The moral of the story is that Chris was notified of an incident for which he didn’t need to be woken up. With highly integrated monitoring, alerting and collaboration tools, teams can automate processes, create deeper visibility into incidents, establish more self-healing architecture and alert on-call responders only when they need to be alerted.
TL;DR – Alert fatigue sucks. But, on-call automation can help mitigate it.
(Note: For more on-call nightmares, please check out our previous on-call horror story series.)
Things that suck about being on-call
In addition to specific on-call experiences that can ruin a person’s day, there’s a constant mental toll from simply being on-call. We polled engineers across our organization to compile a list of quotes about mildly frustrating things associated with being on-call:

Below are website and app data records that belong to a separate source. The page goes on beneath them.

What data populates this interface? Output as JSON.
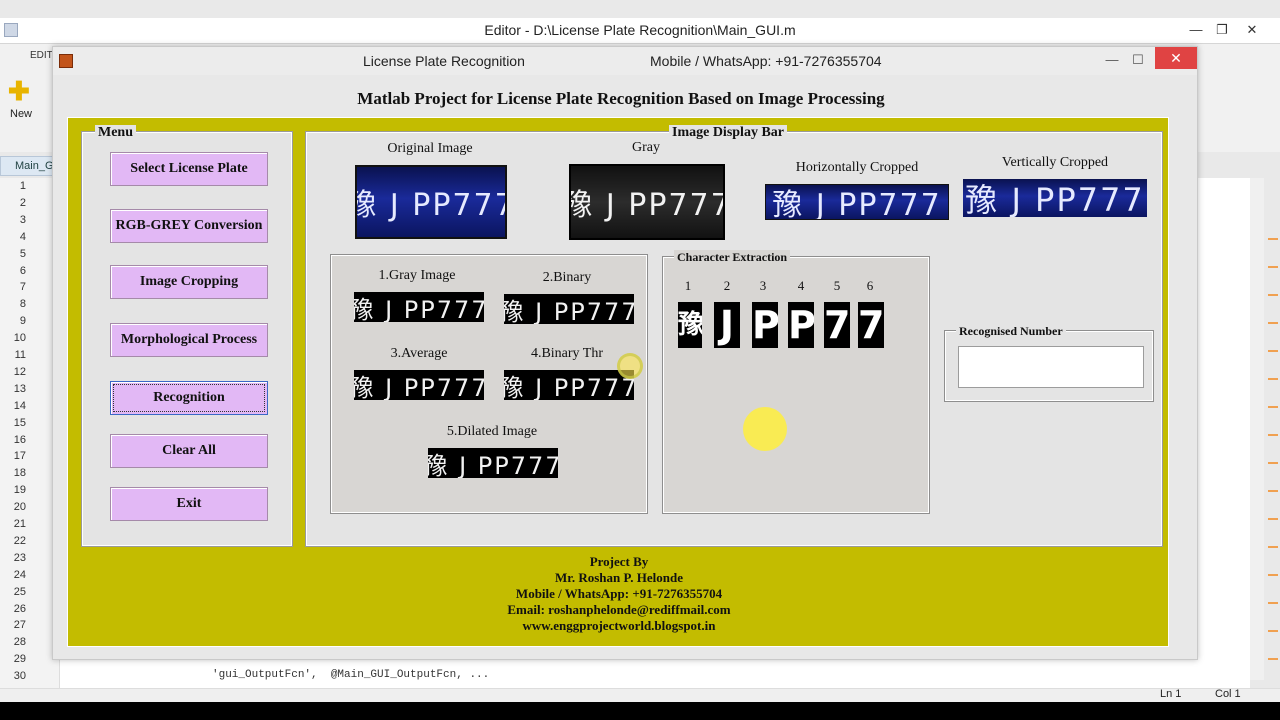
{
  "editor": {
    "title": "Editor - D:\\License Plate Recognition\\Main_GUI.m",
    "edit_tab": "EDIT",
    "new_label": "New",
    "file_tab": "Main_G",
    "line_numbers": [
      "1",
      "2",
      "3",
      "4",
      "5",
      "6",
      "7",
      "8",
      "9",
      "10",
      "11",
      "12",
      "13",
      "14",
      "15",
      "16",
      "17",
      "18",
      "19",
      "20",
      "21",
      "22",
      "23",
      "24",
      "25",
      "26",
      "27",
      "28",
      "29",
      "30"
    ],
    "code_line_30": "'gui_OutputFcn',  @Main_GUI_OutputFcn, ...",
    "status_ln": "Ln  1",
    "status_col": "Col  1",
    "min_glyph": "—",
    "max_glyph": "❐",
    "close_glyph": "✕"
  },
  "gui": {
    "title": "License Plate Recognition",
    "contact": "Mobile / WhatsApp: +91-7276355704",
    "heading": "Matlab Project for License Plate Recognition Based on Image Processing",
    "min_glyph": "—",
    "max_glyph": "☐",
    "close_glyph": "✕"
  },
  "menu": {
    "title": "Menu",
    "buttons": [
      "Select License Plate",
      "RGB-GREY Conversion",
      "Image Cropping",
      "Morphological Process",
      "Recognition",
      "Clear All",
      "Exit"
    ]
  },
  "display": {
    "title": "Image Display Bar",
    "original_caption": "Original Image",
    "gray_caption": "Gray",
    "hcrop_caption": "Horizontally Cropped",
    "vcrop_caption": "Vertically Cropped",
    "plate_text": "豫 J PP777",
    "process": {
      "gray": "1.Gray Image",
      "binary": "2.Binary",
      "average": "3.Average",
      "binary_thr": "4.Binary Thr",
      "dilated": "5.Dilated Image"
    },
    "char_extraction": {
      "title": "Character Extraction",
      "numbers": [
        "1",
        "2",
        "3",
        "4",
        "5",
        "6"
      ],
      "chars": [
        "豫",
        "J",
        "P",
        "P",
        "7",
        "7"
      ]
    },
    "recognised": {
      "title": "Recognised Number",
      "value": ""
    }
  },
  "credits": {
    "line1": "Project By",
    "line2": "Mr. Roshan P. Helonde",
    "line3": "Mobile / WhatsApp: +91-7276355704",
    "line4": "Email: roshanphelonde@rediffmail.com",
    "line5": "www.enggprojectworld.blogspot.in"
  }
}
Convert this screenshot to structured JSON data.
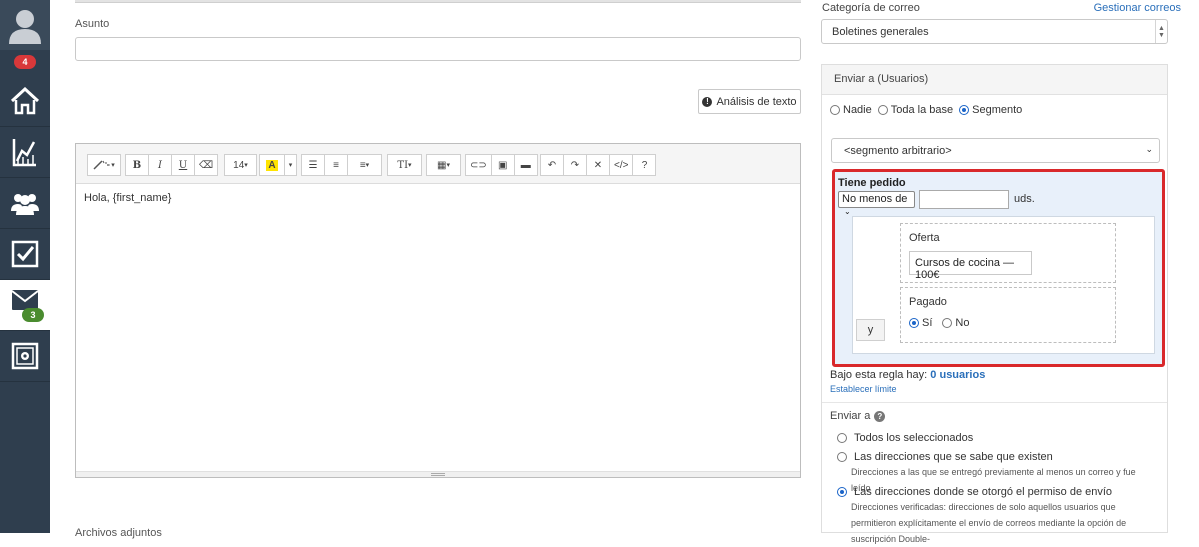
{
  "sidebar": {
    "avatar_icon": "user-avatar-icon",
    "notifications_badge": "4",
    "items": [
      {
        "name": "home",
        "icon": "home-icon"
      },
      {
        "name": "analytics",
        "icon": "chart-icon"
      },
      {
        "name": "contacts",
        "icon": "users-icon"
      },
      {
        "name": "tasks",
        "icon": "checkbox-icon"
      },
      {
        "name": "mail",
        "icon": "envelope-icon",
        "badge": "3",
        "active": true
      },
      {
        "name": "settings",
        "icon": "gear-icon"
      }
    ],
    "colors": {
      "bg": "#2f3e4e",
      "badge_red": "#d9383a",
      "badge_green": "#4a8c2f"
    }
  },
  "compose": {
    "subject_label": "Asunto",
    "subject_value": "",
    "text_analysis_button": "Análisis de texto",
    "editor": {
      "font_size": "14",
      "body_text": "Hola, {first_name}"
    },
    "attachments_label": "Archivos adjuntos"
  },
  "right": {
    "category_label": "Categoría de correo",
    "manage_link": "Gestionar correos",
    "category_value": "Boletines generales",
    "send_to_header": "Enviar a (Usuarios)",
    "recipient_options": [
      "Nadie",
      "Toda la base",
      "Segmento"
    ],
    "recipient_selected": "Segmento",
    "segment_value": "<segmento arbitrario>",
    "rule": {
      "title": "Tiene pedido",
      "comparator": "No menos de",
      "quantity": "",
      "unit": "uds.",
      "join_button": "y",
      "offer_label": "Oferta",
      "offer_value": "Cursos de cocina — 100€",
      "paid_label": "Pagado",
      "paid_options": [
        "Sí",
        "No"
      ],
      "paid_selected": "Sí"
    },
    "rule_count_prefix": "Bajo esta regla hay:",
    "rule_count_value": "0 usuarios",
    "set_limit_link": "Establecer límite",
    "send_to_label": "Enviar a",
    "send_options": [
      {
        "label": "Todos los seleccionados",
        "desc": ""
      },
      {
        "label": "Las direcciones que se sabe que existen",
        "desc": "Direcciones a las que se entregó previamente al menos un correo y fue leído"
      },
      {
        "label": "Las direcciones donde se otorgó el permiso de envío",
        "desc": "Direcciones verificadas: direcciones de solo aquellos usuarios que permitieron explícitamente el envío de correos mediante la opción de suscripción Double-"
      }
    ],
    "send_selected": "Las direcciones donde se otorgó el permiso de envío",
    "colors": {
      "link": "#2a6fba",
      "highlight_border": "#d9282b",
      "rule_bg": "#e8f0fa",
      "radio_on": "#1a64c8"
    }
  }
}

“I’ve been on dates where my phone starts sounding obnoxious in the middle and I have to duck out early.”
“I’ll instinctively wake up a few times during the nights I’m on-call just to check my phone and make sure I haven’t missed anything, even if I get paged 0 times.”
“Ski weekends are difficult. You have to make sure you stay in coverage, make sure you can hear your phone through a jacket, and then, if bad stuff actually happens, frantically race back to the car and a destination with WiFi.”
“I’ve had sports practices where I have to awkwardly put my phone in a pocket and do the practice with it, or keep it on the sidelines and check every few minutes.”
“I’ve missed a page because I was in the shower and forgot to bring my phone in the bathroom with me.”
“Trail runs are hard. I’ve lost coverage in the middle and had to run as fast as I can back to a place where I’m good. The feeling of actually running for job security is unique. The same could be said for bike rides.”
“I can’t get my nails done because I wouldn’t be able to respond if I were paged.”
“You have to bring your computer everywhere with you – whether you’re going to dinner with friends, picking someone up at the airport, etc. Then, you have to be prepared to pull off the road and find a place with WiFi.”
Making on-call suck less
For anyone who’s been on-call, none of these stories are new to you. But, now there are some ways to make on-call suck less. Whether it’s through customized personal paging policies, automated alert routing and escalation policies, flexible on-call schedules, manual on-call shift adjustments, or snooze functionality, on-call incident management software is purpose-built for on-call teams experiencing these problems. Reduce MTTA/MTTR while simultaneously keeping up employee morale.
Let us help you make on-call suck less. Register to see the recording of our free webinar, How to Make On-Call Suck Less, to learn how you can level-up your incident response while keeping on-call employees happier.